Entries from a dataset of interfaces
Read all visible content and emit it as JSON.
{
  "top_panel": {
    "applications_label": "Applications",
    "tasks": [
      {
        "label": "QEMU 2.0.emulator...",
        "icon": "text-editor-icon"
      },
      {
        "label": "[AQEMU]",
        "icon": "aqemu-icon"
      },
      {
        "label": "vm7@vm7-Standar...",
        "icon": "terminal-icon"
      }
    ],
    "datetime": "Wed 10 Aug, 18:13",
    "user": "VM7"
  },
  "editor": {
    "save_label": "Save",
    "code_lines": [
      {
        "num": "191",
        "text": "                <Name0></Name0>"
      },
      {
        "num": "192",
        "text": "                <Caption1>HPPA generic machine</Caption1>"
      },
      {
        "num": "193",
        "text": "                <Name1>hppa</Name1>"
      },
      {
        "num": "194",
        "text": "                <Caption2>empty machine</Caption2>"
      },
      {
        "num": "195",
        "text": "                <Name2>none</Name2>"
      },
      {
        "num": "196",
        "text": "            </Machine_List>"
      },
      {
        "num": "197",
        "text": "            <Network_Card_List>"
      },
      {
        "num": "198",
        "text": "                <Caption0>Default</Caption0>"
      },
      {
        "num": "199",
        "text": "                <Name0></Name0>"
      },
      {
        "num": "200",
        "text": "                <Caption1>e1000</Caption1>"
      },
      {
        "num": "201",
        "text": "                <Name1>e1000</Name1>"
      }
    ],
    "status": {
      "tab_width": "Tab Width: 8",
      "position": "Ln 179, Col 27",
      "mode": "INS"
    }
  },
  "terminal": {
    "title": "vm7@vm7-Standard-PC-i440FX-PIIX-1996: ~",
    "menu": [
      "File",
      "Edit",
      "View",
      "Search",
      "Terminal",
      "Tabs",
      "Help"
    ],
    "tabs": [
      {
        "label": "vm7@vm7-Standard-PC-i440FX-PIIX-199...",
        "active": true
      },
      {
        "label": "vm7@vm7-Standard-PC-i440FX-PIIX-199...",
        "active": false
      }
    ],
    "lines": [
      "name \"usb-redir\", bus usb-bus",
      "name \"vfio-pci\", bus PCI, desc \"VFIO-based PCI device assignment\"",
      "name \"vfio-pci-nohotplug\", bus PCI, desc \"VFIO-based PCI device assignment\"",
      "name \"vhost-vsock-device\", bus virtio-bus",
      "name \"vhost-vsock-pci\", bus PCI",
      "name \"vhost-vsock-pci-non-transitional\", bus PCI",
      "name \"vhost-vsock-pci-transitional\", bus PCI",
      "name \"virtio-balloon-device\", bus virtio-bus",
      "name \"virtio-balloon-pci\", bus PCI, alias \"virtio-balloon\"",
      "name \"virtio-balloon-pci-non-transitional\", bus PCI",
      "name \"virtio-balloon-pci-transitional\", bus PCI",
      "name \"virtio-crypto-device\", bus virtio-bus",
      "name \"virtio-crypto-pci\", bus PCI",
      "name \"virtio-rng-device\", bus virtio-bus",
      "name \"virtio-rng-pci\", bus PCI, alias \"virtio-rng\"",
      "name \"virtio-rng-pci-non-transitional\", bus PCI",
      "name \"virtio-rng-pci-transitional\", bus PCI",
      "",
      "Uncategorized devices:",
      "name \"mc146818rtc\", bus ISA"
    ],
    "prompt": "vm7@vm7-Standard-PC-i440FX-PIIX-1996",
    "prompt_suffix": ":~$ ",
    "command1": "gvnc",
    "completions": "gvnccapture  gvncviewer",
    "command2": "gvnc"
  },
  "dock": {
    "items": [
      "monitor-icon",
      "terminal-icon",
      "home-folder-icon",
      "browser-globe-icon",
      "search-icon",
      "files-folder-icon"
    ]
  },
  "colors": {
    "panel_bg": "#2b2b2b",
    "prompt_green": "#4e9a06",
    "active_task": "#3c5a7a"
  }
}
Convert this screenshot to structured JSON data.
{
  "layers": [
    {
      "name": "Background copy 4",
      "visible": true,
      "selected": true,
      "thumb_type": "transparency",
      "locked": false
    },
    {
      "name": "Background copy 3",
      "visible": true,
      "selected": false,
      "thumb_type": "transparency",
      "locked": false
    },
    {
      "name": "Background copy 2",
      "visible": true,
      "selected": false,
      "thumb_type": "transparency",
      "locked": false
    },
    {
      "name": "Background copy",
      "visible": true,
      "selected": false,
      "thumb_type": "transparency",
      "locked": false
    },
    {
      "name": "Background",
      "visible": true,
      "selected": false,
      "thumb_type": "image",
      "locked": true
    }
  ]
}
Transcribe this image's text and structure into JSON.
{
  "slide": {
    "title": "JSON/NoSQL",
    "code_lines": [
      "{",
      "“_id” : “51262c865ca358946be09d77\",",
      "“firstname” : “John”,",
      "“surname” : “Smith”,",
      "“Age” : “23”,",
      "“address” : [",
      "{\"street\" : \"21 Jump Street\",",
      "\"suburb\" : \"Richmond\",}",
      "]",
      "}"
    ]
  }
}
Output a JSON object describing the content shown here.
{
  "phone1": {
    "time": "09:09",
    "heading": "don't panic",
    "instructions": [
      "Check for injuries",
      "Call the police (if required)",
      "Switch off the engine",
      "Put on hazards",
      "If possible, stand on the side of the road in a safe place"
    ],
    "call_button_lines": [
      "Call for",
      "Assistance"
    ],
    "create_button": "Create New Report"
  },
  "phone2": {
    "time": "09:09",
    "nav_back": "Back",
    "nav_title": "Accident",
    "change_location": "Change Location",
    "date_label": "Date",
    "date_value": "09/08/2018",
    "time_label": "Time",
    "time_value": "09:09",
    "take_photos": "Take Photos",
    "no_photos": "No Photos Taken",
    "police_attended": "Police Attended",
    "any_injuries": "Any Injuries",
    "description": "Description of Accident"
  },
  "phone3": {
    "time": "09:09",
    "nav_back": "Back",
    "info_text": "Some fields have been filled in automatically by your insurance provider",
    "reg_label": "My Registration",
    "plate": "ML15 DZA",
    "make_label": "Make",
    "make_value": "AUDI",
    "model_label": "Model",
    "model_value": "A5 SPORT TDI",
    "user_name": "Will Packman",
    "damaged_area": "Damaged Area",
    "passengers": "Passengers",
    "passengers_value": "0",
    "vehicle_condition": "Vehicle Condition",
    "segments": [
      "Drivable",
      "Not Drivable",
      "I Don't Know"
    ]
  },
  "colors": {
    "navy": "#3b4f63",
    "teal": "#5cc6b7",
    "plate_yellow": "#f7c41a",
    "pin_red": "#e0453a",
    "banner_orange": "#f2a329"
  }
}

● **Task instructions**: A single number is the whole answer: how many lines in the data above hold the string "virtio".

● **Task answer**: 11